BRIEF –
Each line in the records below that has the word "value" should be copied.

Dataset items –
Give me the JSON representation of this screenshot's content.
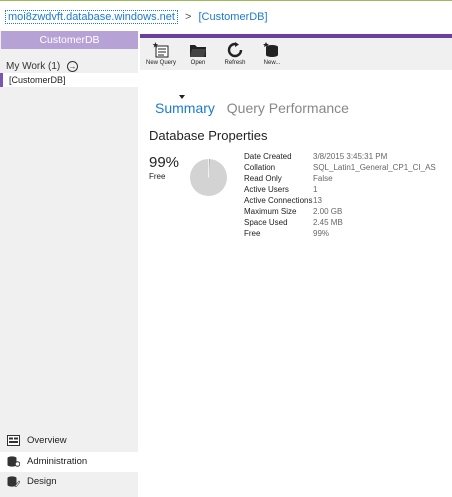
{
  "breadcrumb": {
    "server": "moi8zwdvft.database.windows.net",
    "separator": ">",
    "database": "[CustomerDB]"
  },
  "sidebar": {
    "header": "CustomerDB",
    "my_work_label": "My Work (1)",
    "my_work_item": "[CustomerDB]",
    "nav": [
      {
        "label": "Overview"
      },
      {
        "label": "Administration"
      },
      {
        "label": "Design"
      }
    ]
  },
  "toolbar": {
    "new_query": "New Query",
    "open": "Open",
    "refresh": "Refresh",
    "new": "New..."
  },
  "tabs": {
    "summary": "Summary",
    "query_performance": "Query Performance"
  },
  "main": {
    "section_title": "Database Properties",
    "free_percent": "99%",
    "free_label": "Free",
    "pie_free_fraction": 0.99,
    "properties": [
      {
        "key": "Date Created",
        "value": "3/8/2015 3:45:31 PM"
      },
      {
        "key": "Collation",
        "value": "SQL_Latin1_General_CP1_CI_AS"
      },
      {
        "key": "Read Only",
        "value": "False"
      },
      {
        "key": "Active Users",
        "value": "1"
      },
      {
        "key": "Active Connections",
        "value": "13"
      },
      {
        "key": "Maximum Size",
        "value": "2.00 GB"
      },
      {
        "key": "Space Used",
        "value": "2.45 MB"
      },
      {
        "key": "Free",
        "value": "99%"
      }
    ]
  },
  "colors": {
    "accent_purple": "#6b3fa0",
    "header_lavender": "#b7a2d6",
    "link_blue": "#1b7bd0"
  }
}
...
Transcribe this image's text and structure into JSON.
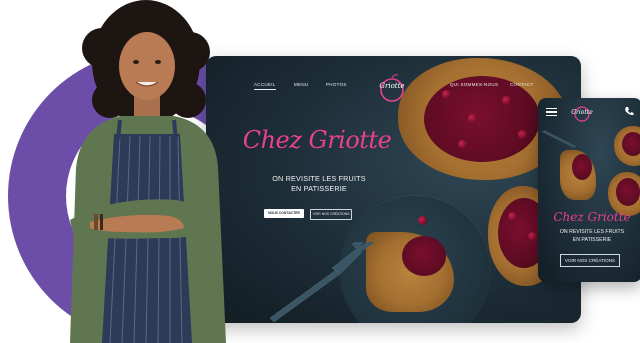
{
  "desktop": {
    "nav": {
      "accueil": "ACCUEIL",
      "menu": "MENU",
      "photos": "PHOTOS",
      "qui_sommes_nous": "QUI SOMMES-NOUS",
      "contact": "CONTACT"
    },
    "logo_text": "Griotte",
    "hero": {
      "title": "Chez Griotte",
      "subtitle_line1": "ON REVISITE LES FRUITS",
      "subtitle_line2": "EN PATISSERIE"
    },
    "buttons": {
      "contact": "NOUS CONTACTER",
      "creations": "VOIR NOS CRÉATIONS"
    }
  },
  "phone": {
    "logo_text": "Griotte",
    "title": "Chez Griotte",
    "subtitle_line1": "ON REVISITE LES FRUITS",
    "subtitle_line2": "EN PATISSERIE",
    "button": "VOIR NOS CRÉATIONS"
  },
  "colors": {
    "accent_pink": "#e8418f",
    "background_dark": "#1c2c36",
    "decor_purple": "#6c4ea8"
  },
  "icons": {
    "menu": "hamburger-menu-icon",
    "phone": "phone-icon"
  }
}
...
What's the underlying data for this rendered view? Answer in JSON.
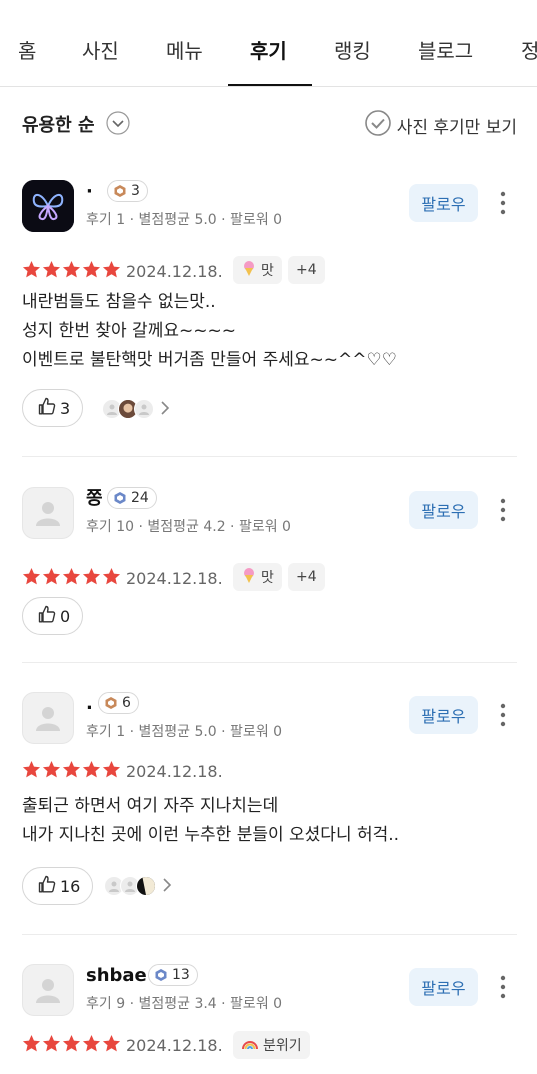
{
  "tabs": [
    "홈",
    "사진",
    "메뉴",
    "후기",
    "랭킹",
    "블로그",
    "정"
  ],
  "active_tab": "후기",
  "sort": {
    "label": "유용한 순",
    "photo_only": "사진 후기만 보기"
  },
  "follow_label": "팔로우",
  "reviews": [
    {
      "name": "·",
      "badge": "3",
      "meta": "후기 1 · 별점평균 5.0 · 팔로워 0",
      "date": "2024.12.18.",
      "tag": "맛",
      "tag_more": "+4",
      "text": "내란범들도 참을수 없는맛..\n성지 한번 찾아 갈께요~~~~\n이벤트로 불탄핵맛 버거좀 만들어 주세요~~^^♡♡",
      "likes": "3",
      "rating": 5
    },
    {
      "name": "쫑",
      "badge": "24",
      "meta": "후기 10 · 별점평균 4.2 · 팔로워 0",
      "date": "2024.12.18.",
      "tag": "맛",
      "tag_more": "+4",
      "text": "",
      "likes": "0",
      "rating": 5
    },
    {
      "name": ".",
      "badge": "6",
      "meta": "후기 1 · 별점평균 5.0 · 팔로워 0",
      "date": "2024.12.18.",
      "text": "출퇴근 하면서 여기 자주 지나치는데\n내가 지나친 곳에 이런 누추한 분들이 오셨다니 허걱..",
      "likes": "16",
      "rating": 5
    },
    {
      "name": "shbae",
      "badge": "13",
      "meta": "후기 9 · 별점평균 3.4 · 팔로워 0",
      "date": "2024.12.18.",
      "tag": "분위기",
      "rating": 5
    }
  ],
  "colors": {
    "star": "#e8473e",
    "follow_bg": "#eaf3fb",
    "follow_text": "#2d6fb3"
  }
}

REPLY TO THE EXERCISE –
        "value": "3/8/2015 3:45:31 PM"
        "value": "SQL_Latin1_General_CP1_CI_AS"
        "value": "False"
        "value": "1"
        "value": "13"
        "value": "2.00 GB"
        "value": "2.45 MB"
        "value": "99%"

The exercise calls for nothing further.